GOAL OF THE EXERCISE
Give the data again in full, without pictures.

● ● ● ● ● ● ●

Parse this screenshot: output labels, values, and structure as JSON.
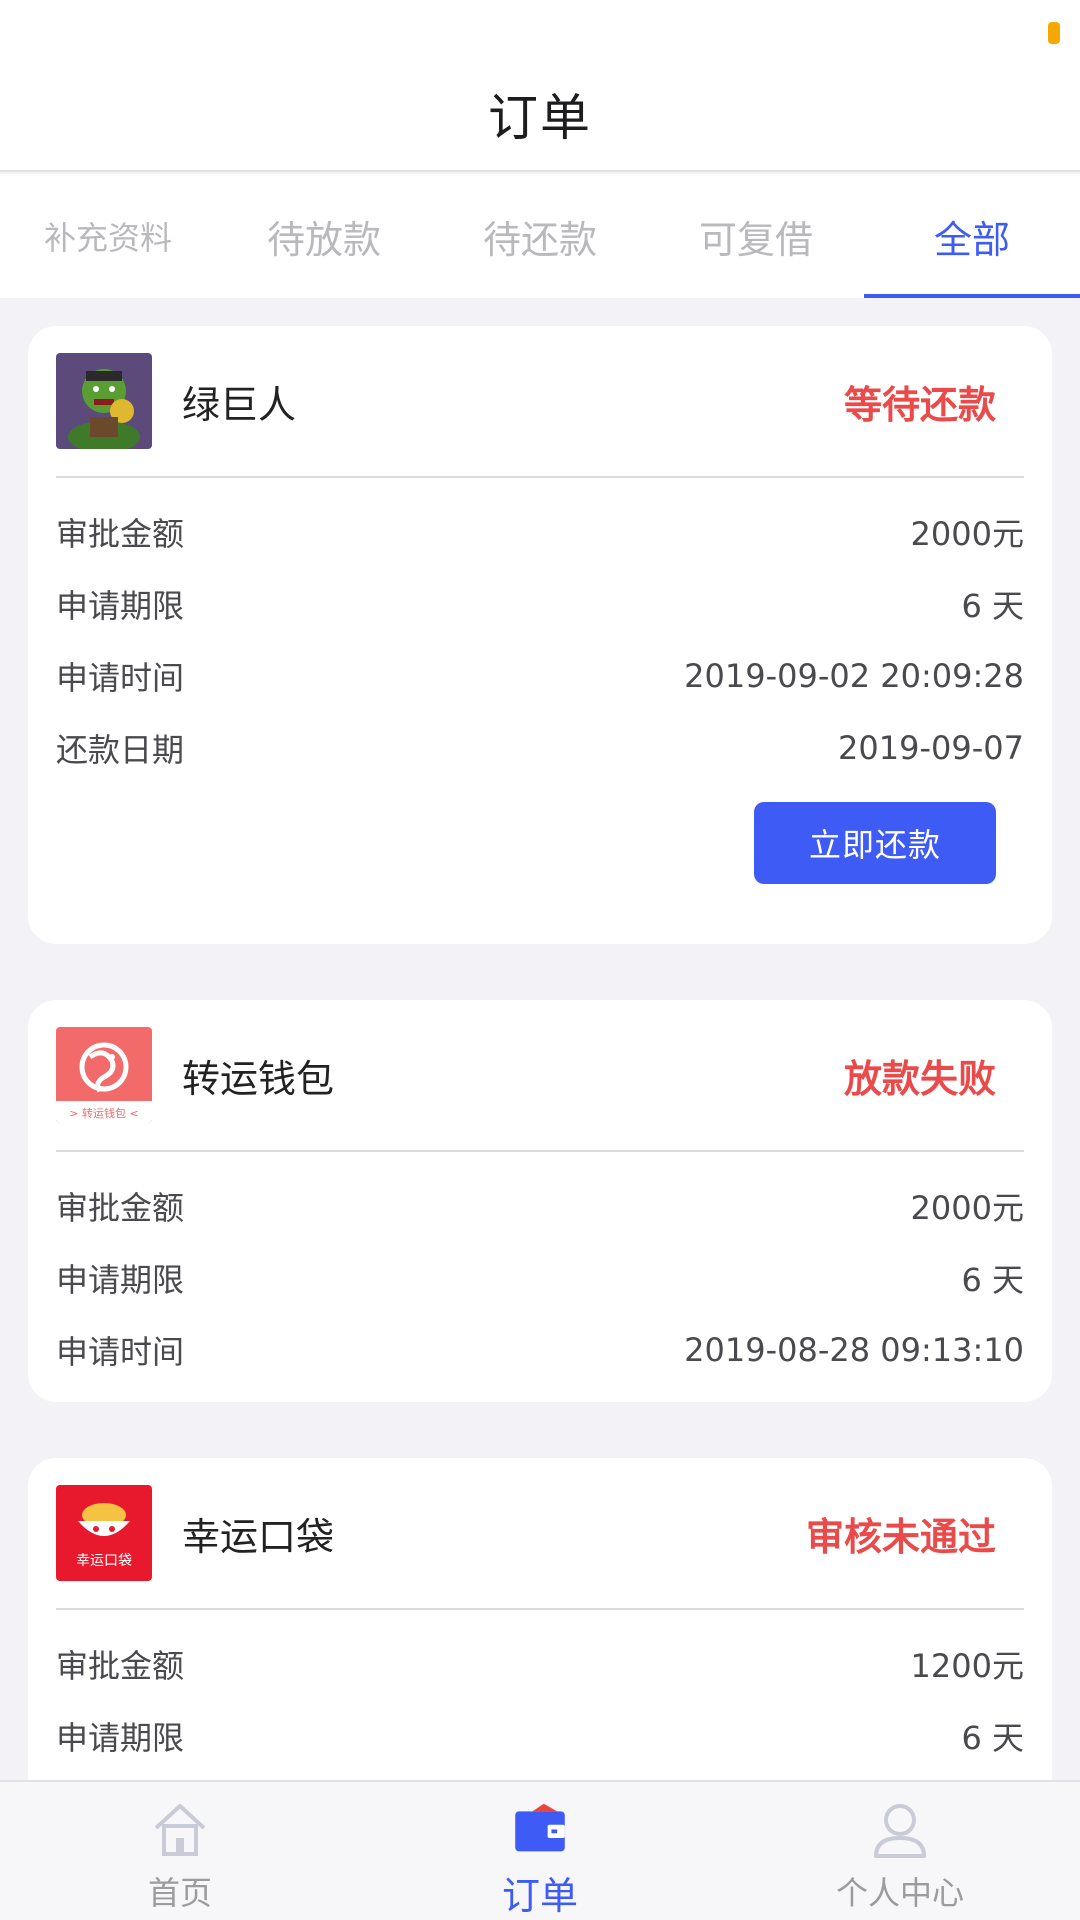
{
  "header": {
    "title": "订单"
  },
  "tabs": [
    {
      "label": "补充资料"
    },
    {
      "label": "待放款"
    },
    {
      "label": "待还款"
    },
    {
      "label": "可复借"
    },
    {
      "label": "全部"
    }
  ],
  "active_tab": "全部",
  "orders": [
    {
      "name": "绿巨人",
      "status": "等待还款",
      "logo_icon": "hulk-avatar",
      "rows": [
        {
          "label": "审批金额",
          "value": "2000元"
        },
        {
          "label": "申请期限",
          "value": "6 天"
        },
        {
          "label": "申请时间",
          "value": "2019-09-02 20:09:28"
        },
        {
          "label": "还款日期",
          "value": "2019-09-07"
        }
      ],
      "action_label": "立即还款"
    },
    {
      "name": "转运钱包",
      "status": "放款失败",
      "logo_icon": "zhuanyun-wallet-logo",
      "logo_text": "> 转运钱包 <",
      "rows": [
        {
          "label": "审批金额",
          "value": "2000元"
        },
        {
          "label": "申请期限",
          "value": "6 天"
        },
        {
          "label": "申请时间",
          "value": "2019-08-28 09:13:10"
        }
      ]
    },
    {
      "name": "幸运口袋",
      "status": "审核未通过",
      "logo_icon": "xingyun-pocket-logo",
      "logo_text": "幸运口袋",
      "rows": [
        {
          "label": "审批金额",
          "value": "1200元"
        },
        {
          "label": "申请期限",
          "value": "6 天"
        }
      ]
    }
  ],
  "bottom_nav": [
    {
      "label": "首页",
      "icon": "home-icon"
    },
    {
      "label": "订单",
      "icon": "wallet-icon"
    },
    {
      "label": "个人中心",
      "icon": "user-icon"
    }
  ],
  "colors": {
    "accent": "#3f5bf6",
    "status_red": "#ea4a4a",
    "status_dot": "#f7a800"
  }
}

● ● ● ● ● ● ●

ANSWER SPACE
Parse this screenshot: output labels, values, and structure as JSON.
{
  "header": {
    "title": "订单"
  },
  "tabs": [
    {
      "label": "补充资料"
    },
    {
      "label": "待放款"
    },
    {
      "label": "待还款"
    },
    {
      "label": "可复借"
    },
    {
      "label": "全部"
    }
  ],
  "active_tab": "全部",
  "orders": [
    {
      "name": "绿巨人",
      "status": "等待还款",
      "logo_icon": "hulk-avatar",
      "rows": [
        {
          "label": "审批金额",
          "value": "2000元"
        },
        {
          "label": "申请期限",
          "value": "6 天"
        },
        {
          "label": "申请时间",
          "value": "2019-09-02 20:09:28"
        },
        {
          "label": "还款日期",
          "value": "2019-09-07"
        }
      ],
      "action_label": "立即还款"
    },
    {
      "name": "转运钱包",
      "status": "放款失败",
      "logo_icon": "zhuanyun-wallet-logo",
      "logo_text": "> 转运钱包 <",
      "rows": [
        {
          "label": "审批金额",
          "value": "2000元"
        },
        {
          "label": "申请期限",
          "value": "6 天"
        },
        {
          "label": "申请时间",
          "value": "2019-08-28 09:13:10"
        }
      ]
    },
    {
      "name": "幸运口袋",
      "status": "审核未通过",
      "logo_icon": "xingyun-pocket-logo",
      "logo_text": "幸运口袋",
      "rows": [
        {
          "label": "审批金额",
          "value": "1200元"
        },
        {
          "label": "申请期限",
          "value": "6 天"
        }
      ]
    }
  ],
  "bottom_nav": [
    {
      "label": "首页",
      "icon": "home-icon"
    },
    {
      "label": "订单",
      "icon": "wallet-icon"
    },
    {
      "label": "个人中心",
      "icon": "user-icon"
    }
  ],
  "colors": {
    "accent": "#3f5bf6",
    "status_red": "#ea4a4a",
    "status_dot": "#f7a800"
  }
}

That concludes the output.